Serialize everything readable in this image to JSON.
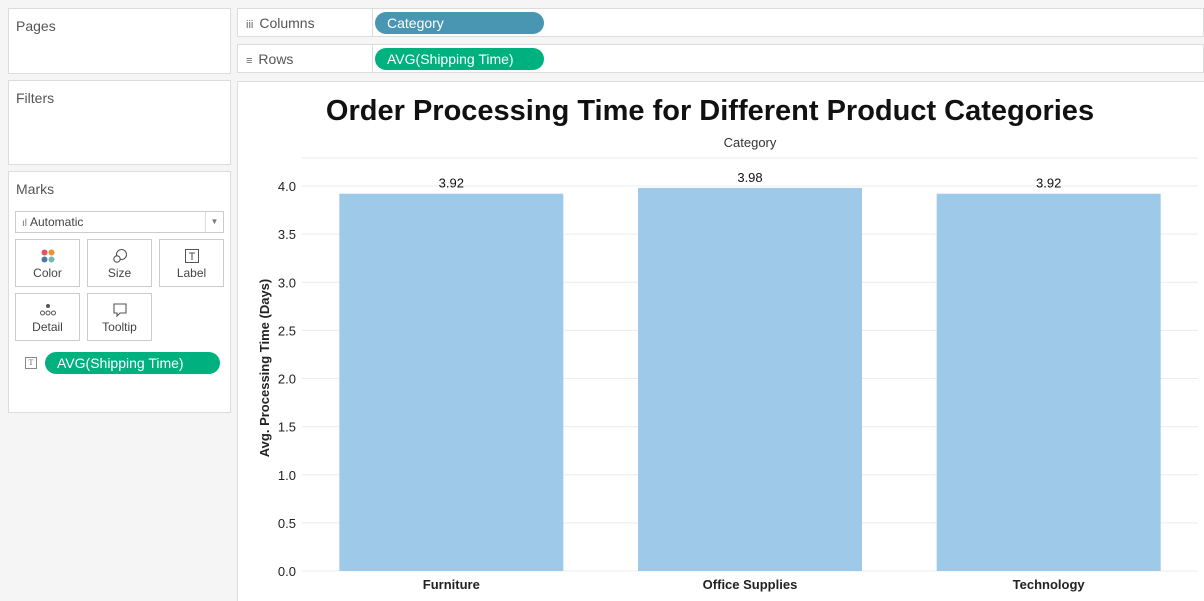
{
  "panels": {
    "pages_label": "Pages",
    "filters_label": "Filters",
    "marks_label": "Marks"
  },
  "marks": {
    "type": "Automatic",
    "buttons": [
      {
        "label": "Color",
        "icon": "color-dots-icon"
      },
      {
        "label": "Size",
        "icon": "size-icon"
      },
      {
        "label": "Label",
        "icon": "label-icon"
      },
      {
        "label": "Detail",
        "icon": "detail-icon"
      },
      {
        "label": "Tooltip",
        "icon": "tooltip-icon"
      }
    ],
    "field_pill": "AVG(Shipping Time)"
  },
  "shelves": {
    "columns_label": "Columns",
    "columns_pill": "Category",
    "rows_label": "Rows",
    "rows_pill": "AVG(Shipping Time)"
  },
  "colors": {
    "bar": "#9fc9e8",
    "green_pill": "#00b180",
    "blue_pill": "#4996b2"
  },
  "chart_data": {
    "type": "bar",
    "title": "Order Processing Time for Different Product Categories",
    "column_header": "Category",
    "categories": [
      "Furniture",
      "Office Supplies",
      "Technology"
    ],
    "values": [
      3.92,
      3.98,
      3.92
    ],
    "value_labels": [
      "3.92",
      "3.98",
      "3.92"
    ],
    "ylabel": "Avg. Processing Time (Days)",
    "yticks": [
      "0.0",
      "0.5",
      "1.0",
      "1.5",
      "2.0",
      "2.5",
      "3.0",
      "3.5",
      "4.0"
    ],
    "ylim": [
      0,
      4.0
    ],
    "grid": true
  }
}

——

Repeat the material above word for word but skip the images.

Serialize everything readable in this image to JSON.
{
  "panels": {
    "pages_label": "Pages",
    "filters_label": "Filters",
    "marks_label": "Marks"
  },
  "marks": {
    "type": "Automatic",
    "buttons": [
      {
        "label": "Color",
        "icon": "color-dots-icon"
      },
      {
        "label": "Size",
        "icon": "size-icon"
      },
      {
        "label": "Label",
        "icon": "label-icon"
      },
      {
        "label": "Detail",
        "icon": "detail-icon"
      },
      {
        "label": "Tooltip",
        "icon": "tooltip-icon"
      }
    ],
    "field_pill": "AVG(Shipping Time)"
  },
  "shelves": {
    "columns_label": "Columns",
    "columns_pill": "Category",
    "rows_label": "Rows",
    "rows_pill": "AVG(Shipping Time)"
  },
  "colors": {
    "bar": "#9fc9e8",
    "green_pill": "#00b180",
    "blue_pill": "#4996b2"
  },
  "chart_data": {
    "type": "bar",
    "title": "Order Processing Time for Different Product Categories",
    "column_header": "Category",
    "categories": [
      "Furniture",
      "Office Supplies",
      "Technology"
    ],
    "values": [
      3.92,
      3.98,
      3.92
    ],
    "value_labels": [
      "3.92",
      "3.98",
      "3.92"
    ],
    "ylabel": "Avg. Processing Time (Days)",
    "yticks": [
      "0.0",
      "0.5",
      "1.0",
      "1.5",
      "2.0",
      "2.5",
      "3.0",
      "3.5",
      "4.0"
    ],
    "ylim": [
      0,
      4.0
    ],
    "grid": true
  }
}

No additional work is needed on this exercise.